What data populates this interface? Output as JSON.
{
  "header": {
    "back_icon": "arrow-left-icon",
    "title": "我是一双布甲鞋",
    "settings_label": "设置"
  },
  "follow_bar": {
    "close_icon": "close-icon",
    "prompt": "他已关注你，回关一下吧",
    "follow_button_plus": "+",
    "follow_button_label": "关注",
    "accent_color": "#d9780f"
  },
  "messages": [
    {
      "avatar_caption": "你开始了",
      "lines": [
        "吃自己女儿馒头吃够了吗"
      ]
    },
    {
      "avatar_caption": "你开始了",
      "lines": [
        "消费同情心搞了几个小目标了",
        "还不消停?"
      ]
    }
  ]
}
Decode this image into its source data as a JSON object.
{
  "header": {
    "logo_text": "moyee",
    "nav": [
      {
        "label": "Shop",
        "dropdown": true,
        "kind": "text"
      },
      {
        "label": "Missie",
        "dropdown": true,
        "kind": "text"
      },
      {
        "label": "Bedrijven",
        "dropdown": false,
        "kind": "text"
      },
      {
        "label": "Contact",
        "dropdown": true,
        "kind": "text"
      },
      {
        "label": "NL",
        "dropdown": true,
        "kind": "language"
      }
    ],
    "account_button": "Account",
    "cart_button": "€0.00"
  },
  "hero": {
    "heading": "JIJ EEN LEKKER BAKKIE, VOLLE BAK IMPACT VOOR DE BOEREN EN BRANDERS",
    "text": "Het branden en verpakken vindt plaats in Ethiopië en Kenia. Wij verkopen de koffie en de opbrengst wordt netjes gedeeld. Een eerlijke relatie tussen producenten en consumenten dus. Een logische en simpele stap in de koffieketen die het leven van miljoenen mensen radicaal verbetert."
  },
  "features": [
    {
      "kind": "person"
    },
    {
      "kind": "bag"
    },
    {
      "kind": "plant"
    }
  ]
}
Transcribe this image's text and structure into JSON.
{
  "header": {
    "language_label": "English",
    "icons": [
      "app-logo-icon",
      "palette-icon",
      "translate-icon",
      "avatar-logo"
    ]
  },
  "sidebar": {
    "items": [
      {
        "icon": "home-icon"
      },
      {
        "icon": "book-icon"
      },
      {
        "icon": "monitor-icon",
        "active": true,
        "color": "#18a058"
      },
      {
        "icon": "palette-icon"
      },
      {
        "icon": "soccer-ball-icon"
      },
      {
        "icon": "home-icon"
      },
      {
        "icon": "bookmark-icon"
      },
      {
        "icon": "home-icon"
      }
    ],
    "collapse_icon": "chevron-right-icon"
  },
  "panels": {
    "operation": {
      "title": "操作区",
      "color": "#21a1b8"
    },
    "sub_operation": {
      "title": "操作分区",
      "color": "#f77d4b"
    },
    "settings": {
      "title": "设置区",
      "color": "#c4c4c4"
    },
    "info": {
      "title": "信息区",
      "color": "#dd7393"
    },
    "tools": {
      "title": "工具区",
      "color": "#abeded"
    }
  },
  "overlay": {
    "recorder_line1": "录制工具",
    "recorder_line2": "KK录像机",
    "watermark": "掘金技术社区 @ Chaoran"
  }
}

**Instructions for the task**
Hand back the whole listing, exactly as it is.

**Answer for this exercise**
What data populates this interface? Output as JSON.
{
  "header": {
    "back_icon": "arrow-left-icon",
    "title": "我是一双布甲鞋",
    "settings_label": "设置"
  },
  "follow_bar": {
    "close_icon": "close-icon",
    "prompt": "他已关注你，回关一下吧",
    "follow_button_plus": "+",
    "follow_button_label": "关注",
    "accent_color": "#d9780f"
  },
  "messages": [
    {
      "avatar_caption": "你开始了",
      "lines": [
        "吃自己女儿馒头吃够了吗"
      ]
    },
    {
      "avatar_caption": "你开始了",
      "lines": [
        "消费同情心搞了几个小目标了",
        "还不消停?"
      ]
    }
  ]
}
Decode this image into its source data as a JSON object.
{
  "header": {
    "logo_text": "moyee",
    "nav": [
      {
        "label": "Shop",
        "dropdown": true,
        "kind": "text"
      },
      {
        "label": "Missie",
        "dropdown": true,
        "kind": "text"
      },
      {
        "label": "Bedrijven",
        "dropdown": false,
        "kind": "text"
      },
      {
        "label": "Contact",
        "dropdown": true,
        "kind": "text"
      },
      {
        "label": "NL",
        "dropdown": true,
        "kind": "language"
      }
    ],
    "account_button": "Account",
    "cart_button": "€0.00"
  },
  "hero": {
    "heading": "JIJ EEN LEKKER BAKKIE, VOLLE BAK IMPACT VOOR DE BOEREN EN BRANDERS",
    "text": "Het branden en verpakken vindt plaats in Ethiopië en Kenia. Wij verkopen de koffie en de opbrengst wordt netjes gedeeld. Een eerlijke relatie tussen producenten en consumenten dus. Een logische en simpele stap in de koffieketen die het leven van miljoenen mensen radicaal verbetert."
  },
  "features": [
    {
      "kind": "person"
    },
    {
      "kind": "bag"
    },
    {
      "kind": "plant"
    }
  ]
}
Transcribe this image's text and structure into JSON.
{
  "header": {
    "language_label": "English",
    "icons": [
      "app-logo-icon",
      "palette-icon",
      "translate-icon",
      "avatar-logo"
    ]
  },
  "sidebar": {
    "items": [
      {
        "icon": "home-icon"
      },
      {
        "icon": "book-icon"
      },
      {
        "icon": "monitor-icon",
        "active": true,
        "color": "#18a058"
      },
      {
        "icon": "palette-icon"
      },
      {
        "icon": "soccer-ball-icon"
      },
      {
        "icon": "home-icon"
      },
      {
        "icon": "bookmark-icon"
      },
      {
        "icon": "home-icon"
      }
    ],
    "collapse_icon": "chevron-right-icon"
  },
  "panels": {
    "operation": {
      "title": "操作区",
      "color": "#21a1b8"
    },
    "sub_operation": {
      "title": "操作分区",
      "color": "#f77d4b"
    },
    "settings": {
      "title": "设置区",
      "color": "#c4c4c4"
    },
    "info": {
      "title": "信息区",
      "color": "#dd7393"
    },
    "tools": {
      "title": "工具区",
      "color": "#abeded"
    }
  },
  "overlay": {
    "recorder_line1": "录制工具",
    "recorder_line2": "KK录像机",
    "watermark": "掘金技术社区 @ Chaoran"
  }
}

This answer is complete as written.